LINCOLN AREA ARCHIVES MUSEUM
Where: Beermann Plaza at 640 5th St.
When: Open 11 a.m. to 3 p.m. Tuesdays through Saturdays
Free: Donations always accepted
Lincoln women knew the purpose of last week’s mystery item. Hopefully, some men will respond with what this week’s mystery item is by next Tuesday.
Answers will appear in next week’s Out of the Museum feature. Please send those answers to firstname.lastname@example.org.
About last week’s mystery item, Carolyn Danielson said, “The July 12 mystery item is a barometer, and during low pressure, liquid rises in the side tube. During high pressure, the liquid goes into the round bowl. I have one and I think that is how it works!”
Maureen Munro said, “It looks like a weather predicator. It goes up for high and down for low or good weather or bad.”
Tom and Lisa Augustine donated the vintage glass instrument, a barometer, shown in last week's paper to the Lincoln Area Archives Museum. A barometer is used to measure air pressure. A cloud and a sun are pictured on the Augustines’ barometer.
Today’s barometers are much more sophisticated with some even being digital, Lincoln Area Archives Museum docents say, but the earlier barometers worked fine.
The barometer was invented in 1643 by Italian Evangelista Torricelli, a physicist and mathematician. However, historical documentation also suggests “Casparo Berti, an Italian mathematician and astronomer, unintentionally built a water barometer sometime between 1640 and 1643.”
Torricelli first used a tube of water in his experiments.
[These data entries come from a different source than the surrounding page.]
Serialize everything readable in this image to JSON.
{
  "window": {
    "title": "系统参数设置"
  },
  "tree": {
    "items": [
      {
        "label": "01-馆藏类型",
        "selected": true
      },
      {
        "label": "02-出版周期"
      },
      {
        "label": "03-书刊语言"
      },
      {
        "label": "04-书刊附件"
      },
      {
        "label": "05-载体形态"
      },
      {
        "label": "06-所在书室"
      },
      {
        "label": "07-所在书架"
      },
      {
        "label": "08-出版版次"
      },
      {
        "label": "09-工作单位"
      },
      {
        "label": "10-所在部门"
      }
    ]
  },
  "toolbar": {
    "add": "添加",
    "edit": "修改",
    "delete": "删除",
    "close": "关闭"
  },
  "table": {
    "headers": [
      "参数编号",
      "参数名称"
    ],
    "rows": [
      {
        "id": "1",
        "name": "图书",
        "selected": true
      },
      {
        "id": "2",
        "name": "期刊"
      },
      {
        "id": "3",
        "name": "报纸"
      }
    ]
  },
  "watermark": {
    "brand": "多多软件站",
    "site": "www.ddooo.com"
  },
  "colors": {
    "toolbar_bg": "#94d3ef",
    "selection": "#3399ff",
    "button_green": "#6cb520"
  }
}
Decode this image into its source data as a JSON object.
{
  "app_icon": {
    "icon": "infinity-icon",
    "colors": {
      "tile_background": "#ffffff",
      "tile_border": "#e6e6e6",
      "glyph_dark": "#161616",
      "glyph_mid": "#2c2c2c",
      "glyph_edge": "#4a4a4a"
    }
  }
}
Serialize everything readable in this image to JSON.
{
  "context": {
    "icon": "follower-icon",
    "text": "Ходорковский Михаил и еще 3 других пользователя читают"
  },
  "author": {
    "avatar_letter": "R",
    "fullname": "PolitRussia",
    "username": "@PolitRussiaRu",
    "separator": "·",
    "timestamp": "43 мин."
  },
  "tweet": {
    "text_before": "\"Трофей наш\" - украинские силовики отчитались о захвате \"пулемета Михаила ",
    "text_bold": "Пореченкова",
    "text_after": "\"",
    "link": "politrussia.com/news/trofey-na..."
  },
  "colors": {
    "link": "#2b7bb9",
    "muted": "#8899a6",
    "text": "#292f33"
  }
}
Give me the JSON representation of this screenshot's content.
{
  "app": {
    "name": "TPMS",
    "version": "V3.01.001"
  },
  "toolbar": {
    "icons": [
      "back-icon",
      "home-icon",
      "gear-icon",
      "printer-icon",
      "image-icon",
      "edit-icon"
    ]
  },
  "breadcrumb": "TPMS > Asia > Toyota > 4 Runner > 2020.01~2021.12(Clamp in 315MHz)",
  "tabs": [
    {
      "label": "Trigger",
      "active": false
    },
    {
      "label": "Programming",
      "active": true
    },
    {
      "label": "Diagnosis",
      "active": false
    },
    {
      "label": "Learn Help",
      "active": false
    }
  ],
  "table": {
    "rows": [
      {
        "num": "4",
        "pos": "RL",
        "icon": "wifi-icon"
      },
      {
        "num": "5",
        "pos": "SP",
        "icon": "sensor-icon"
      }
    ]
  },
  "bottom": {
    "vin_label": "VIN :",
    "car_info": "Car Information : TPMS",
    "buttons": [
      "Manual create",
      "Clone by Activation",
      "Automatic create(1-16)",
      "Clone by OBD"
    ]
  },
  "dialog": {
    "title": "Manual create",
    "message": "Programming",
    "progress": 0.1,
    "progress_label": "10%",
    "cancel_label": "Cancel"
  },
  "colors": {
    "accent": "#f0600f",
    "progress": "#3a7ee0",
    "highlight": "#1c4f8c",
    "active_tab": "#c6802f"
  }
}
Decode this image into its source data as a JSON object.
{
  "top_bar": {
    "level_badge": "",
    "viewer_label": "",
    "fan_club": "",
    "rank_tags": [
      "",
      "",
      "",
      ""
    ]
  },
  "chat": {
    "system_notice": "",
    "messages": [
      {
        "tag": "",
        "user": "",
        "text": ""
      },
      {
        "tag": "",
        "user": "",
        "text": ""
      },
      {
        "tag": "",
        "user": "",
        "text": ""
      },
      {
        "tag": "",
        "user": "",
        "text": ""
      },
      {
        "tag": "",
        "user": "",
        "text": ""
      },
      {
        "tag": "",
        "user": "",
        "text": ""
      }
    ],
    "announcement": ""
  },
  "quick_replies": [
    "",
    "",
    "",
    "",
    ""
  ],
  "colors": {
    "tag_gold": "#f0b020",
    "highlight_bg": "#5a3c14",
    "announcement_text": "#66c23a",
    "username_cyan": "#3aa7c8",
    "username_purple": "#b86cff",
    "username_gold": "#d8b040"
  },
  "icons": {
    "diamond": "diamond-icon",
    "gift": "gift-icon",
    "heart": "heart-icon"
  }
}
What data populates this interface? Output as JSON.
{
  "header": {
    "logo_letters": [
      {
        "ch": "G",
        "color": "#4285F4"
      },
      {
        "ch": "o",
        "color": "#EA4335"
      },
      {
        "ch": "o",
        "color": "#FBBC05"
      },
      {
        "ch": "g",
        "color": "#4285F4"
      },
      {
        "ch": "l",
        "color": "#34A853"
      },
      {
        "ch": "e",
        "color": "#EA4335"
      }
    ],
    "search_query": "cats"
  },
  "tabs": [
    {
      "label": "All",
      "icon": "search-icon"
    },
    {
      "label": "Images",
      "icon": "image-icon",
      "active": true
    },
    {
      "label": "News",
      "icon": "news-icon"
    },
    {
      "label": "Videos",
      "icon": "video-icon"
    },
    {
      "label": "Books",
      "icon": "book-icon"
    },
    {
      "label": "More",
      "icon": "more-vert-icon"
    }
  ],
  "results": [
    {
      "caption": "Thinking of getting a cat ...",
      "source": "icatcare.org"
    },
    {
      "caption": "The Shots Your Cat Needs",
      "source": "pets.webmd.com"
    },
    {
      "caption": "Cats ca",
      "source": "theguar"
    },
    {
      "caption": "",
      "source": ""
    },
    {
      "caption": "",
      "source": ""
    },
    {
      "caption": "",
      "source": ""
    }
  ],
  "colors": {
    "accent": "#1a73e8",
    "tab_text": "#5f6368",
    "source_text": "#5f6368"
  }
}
Museum docents say that Galileo (1564 to 1642) suggested the use of mercury to Torricelli (1608 to 1647).
In case this week’s mystery item is mysterious to readers, come check it out at the Lincoln Area Archives Museum in downtown Lincoln.
- Carol Feineman